Information provided |
+++++
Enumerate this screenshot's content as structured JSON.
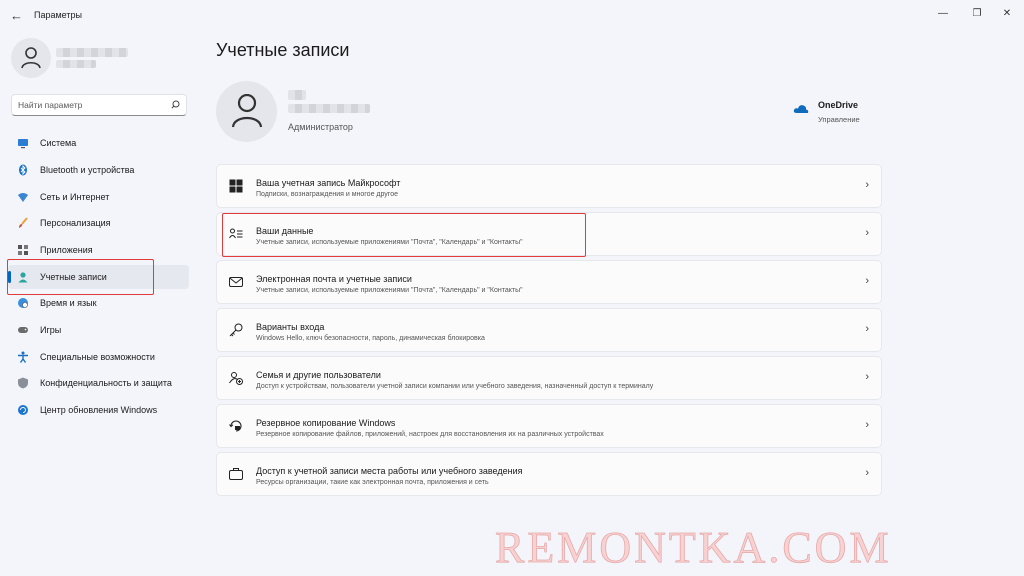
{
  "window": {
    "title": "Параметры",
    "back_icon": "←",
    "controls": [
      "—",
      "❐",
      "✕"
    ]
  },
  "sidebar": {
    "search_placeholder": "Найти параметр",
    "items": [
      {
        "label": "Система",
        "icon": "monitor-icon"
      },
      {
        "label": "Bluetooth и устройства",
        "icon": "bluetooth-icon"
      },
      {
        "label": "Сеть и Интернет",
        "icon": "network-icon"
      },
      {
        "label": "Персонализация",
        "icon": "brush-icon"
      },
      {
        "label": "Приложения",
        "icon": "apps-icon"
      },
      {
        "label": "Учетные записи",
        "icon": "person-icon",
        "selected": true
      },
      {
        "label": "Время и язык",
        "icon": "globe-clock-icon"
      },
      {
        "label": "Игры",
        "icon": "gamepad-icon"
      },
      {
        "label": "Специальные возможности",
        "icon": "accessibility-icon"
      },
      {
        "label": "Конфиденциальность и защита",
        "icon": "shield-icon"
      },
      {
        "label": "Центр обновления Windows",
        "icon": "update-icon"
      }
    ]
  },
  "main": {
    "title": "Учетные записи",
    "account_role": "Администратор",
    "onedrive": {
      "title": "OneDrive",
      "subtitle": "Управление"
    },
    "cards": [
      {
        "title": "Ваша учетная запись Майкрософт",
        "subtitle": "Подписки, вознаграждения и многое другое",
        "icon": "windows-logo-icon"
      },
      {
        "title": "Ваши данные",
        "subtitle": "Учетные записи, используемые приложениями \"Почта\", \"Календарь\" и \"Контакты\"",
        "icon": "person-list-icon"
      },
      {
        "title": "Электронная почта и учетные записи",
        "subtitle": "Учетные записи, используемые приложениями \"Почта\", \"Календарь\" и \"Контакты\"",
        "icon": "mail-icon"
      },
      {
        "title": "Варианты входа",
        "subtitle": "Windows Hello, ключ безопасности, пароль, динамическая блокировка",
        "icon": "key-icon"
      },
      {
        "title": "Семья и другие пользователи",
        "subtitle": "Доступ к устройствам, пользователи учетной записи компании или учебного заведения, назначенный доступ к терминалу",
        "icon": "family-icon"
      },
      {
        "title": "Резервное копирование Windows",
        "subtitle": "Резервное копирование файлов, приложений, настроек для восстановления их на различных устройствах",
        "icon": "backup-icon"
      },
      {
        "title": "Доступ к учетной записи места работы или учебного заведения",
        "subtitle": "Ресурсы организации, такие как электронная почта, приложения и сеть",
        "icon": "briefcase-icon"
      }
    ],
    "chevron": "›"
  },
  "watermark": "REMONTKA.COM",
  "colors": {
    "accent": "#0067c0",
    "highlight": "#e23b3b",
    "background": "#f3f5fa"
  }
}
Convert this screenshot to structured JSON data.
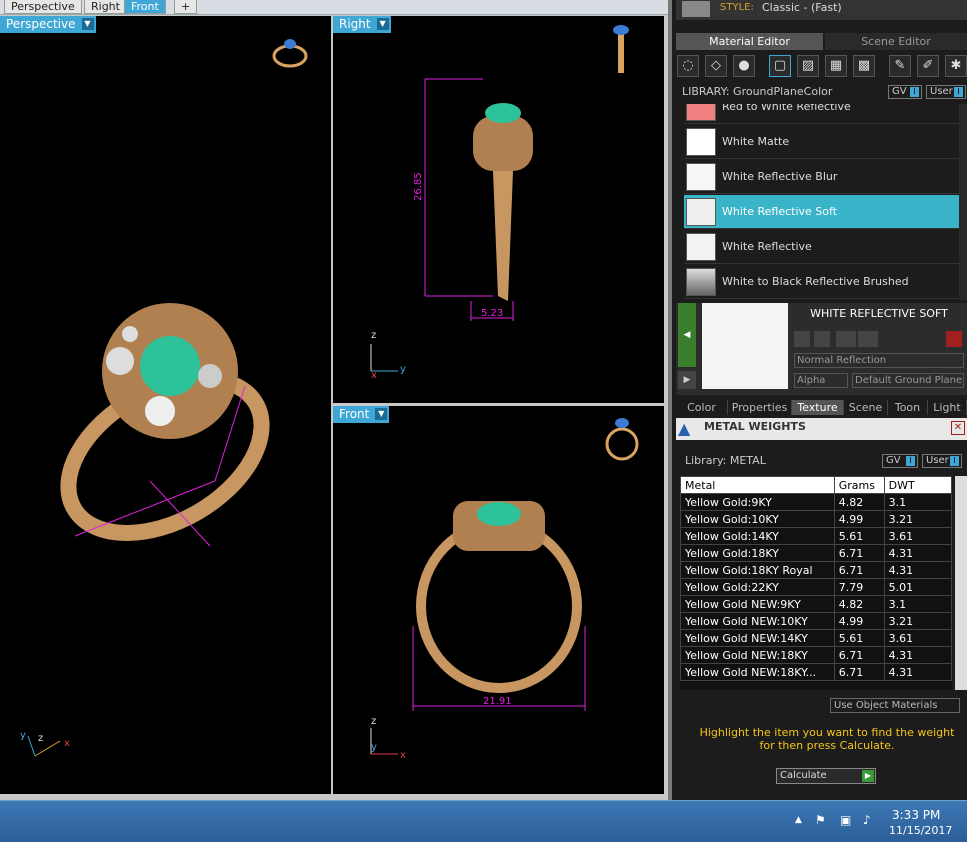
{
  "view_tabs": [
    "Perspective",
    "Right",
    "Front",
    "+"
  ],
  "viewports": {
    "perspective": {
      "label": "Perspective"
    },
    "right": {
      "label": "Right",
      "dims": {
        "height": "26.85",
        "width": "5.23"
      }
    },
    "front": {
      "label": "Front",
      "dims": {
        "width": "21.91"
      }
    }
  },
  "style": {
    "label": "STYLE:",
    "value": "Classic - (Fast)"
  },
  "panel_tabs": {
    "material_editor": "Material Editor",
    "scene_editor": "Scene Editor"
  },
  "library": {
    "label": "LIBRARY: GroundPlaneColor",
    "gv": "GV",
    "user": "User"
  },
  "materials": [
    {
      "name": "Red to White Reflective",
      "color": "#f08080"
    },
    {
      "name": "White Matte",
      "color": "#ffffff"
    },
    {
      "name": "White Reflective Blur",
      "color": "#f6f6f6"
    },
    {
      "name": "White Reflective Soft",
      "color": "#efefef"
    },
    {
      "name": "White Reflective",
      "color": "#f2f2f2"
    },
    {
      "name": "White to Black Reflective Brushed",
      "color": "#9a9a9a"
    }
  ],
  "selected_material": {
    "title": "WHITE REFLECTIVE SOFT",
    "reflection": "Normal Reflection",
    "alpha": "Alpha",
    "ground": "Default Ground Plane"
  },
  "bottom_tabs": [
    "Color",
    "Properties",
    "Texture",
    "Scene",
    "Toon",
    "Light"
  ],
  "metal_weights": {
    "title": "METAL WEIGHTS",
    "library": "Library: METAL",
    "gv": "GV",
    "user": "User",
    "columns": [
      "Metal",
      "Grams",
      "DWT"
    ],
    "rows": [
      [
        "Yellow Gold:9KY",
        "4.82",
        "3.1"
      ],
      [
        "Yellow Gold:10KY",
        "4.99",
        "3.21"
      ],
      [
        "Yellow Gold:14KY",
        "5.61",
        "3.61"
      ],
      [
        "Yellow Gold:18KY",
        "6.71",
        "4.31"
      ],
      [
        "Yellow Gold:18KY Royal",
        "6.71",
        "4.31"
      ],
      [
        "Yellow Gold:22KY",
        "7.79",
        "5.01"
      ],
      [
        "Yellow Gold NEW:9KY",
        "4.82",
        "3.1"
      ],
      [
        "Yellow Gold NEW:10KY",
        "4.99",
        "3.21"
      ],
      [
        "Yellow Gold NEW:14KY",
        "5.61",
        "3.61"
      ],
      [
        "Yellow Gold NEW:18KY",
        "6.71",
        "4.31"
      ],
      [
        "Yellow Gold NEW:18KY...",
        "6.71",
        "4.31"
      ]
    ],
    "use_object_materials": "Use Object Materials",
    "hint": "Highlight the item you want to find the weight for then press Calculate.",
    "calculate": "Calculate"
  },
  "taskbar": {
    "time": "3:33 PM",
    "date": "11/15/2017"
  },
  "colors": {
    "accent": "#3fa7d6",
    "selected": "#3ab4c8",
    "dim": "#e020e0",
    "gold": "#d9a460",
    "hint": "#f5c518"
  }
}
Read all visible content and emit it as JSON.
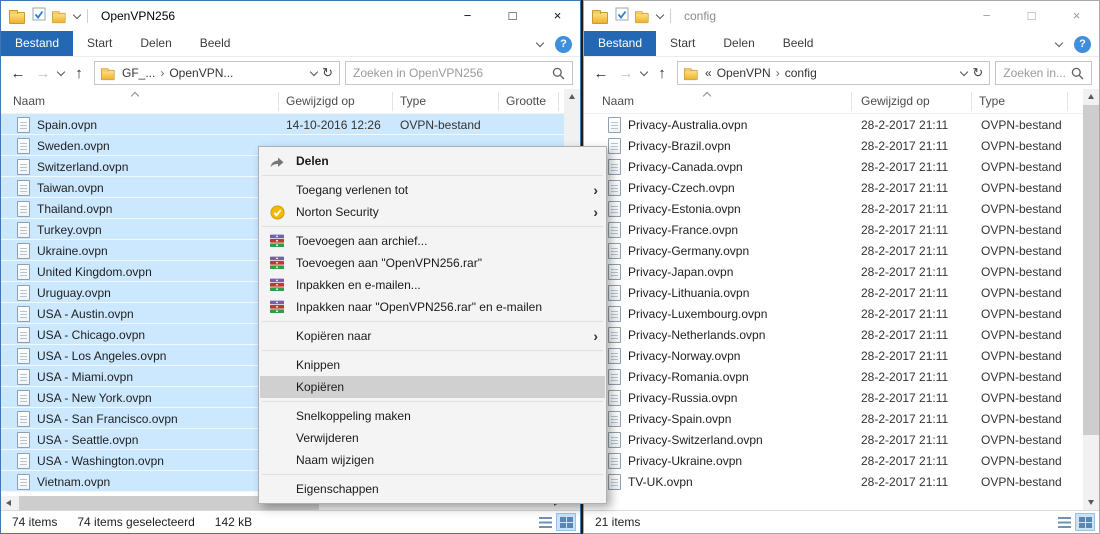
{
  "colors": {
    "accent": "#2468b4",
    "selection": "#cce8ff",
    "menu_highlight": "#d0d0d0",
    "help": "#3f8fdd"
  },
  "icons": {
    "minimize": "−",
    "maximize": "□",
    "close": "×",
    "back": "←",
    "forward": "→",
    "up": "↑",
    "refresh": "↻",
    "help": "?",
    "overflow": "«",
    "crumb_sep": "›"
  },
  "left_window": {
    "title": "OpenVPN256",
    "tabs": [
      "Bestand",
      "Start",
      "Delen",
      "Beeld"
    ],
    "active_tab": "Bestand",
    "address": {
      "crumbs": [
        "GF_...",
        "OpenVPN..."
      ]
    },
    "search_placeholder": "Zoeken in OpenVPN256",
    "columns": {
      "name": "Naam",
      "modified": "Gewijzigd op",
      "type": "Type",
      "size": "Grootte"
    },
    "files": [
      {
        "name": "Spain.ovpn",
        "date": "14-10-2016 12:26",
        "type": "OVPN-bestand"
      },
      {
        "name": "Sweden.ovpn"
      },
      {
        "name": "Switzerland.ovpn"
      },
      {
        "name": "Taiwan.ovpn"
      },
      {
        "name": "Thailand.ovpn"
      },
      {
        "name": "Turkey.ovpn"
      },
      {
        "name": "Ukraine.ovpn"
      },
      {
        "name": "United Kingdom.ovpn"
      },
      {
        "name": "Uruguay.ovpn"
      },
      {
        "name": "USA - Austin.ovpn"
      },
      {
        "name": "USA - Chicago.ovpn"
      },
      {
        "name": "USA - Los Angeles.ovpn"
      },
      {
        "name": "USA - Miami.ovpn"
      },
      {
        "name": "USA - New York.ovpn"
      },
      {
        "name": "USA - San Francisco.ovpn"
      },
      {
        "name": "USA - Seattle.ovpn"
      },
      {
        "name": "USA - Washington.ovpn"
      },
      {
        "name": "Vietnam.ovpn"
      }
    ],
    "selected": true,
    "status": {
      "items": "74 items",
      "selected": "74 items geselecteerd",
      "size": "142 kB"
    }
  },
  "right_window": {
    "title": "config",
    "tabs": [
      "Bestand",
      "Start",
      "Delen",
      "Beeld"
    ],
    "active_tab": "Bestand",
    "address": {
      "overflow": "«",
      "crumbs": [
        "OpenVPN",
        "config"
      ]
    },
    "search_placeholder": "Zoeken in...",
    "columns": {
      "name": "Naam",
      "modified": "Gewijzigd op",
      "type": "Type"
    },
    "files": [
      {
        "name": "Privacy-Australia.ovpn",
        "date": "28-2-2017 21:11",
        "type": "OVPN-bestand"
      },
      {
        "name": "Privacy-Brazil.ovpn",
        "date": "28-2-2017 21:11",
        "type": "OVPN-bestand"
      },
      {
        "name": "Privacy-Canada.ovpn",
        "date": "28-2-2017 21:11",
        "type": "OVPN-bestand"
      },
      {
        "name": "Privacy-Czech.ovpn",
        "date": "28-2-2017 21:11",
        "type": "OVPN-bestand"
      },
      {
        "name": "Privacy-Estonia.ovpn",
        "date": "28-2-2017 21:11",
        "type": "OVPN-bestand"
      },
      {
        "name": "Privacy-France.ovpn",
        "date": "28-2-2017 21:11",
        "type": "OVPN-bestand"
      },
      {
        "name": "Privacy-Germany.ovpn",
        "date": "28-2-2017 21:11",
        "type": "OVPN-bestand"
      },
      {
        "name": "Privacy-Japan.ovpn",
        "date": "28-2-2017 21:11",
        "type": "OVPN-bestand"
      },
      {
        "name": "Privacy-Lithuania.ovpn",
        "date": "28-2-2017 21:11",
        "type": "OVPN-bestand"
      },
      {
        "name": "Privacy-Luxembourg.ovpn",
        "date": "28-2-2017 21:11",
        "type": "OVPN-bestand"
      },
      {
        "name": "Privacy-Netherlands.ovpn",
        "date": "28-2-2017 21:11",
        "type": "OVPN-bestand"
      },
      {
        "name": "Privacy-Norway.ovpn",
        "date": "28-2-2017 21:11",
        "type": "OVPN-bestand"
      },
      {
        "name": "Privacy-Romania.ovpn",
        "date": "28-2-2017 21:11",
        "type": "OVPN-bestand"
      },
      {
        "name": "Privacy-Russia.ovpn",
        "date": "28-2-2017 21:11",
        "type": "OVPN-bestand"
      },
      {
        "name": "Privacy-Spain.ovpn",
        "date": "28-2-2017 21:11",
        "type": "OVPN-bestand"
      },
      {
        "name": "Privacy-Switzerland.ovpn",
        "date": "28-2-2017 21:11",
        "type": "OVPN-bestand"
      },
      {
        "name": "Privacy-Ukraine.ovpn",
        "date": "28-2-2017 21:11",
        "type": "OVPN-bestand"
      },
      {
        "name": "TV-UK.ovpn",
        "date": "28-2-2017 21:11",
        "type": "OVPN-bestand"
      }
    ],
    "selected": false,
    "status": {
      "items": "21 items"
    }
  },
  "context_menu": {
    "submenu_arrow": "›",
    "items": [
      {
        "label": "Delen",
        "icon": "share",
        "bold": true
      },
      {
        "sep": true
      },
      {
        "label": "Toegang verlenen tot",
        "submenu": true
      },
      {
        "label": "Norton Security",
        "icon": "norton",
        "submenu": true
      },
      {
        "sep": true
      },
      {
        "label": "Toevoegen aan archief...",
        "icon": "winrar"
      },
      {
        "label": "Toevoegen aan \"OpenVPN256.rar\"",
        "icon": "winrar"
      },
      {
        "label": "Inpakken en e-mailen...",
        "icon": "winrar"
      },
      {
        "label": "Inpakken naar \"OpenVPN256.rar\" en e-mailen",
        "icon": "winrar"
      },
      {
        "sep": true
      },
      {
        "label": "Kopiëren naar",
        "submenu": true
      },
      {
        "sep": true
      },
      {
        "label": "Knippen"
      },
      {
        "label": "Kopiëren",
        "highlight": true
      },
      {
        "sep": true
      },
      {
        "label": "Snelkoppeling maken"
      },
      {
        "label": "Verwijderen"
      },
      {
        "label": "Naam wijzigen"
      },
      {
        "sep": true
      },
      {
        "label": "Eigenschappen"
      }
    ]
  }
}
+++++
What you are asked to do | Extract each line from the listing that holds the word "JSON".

Task solution |
Enumerate this screenshot's content as structured JSON.
Convert this screenshot to structured JSON data.
Read all visible content and emit it as JSON.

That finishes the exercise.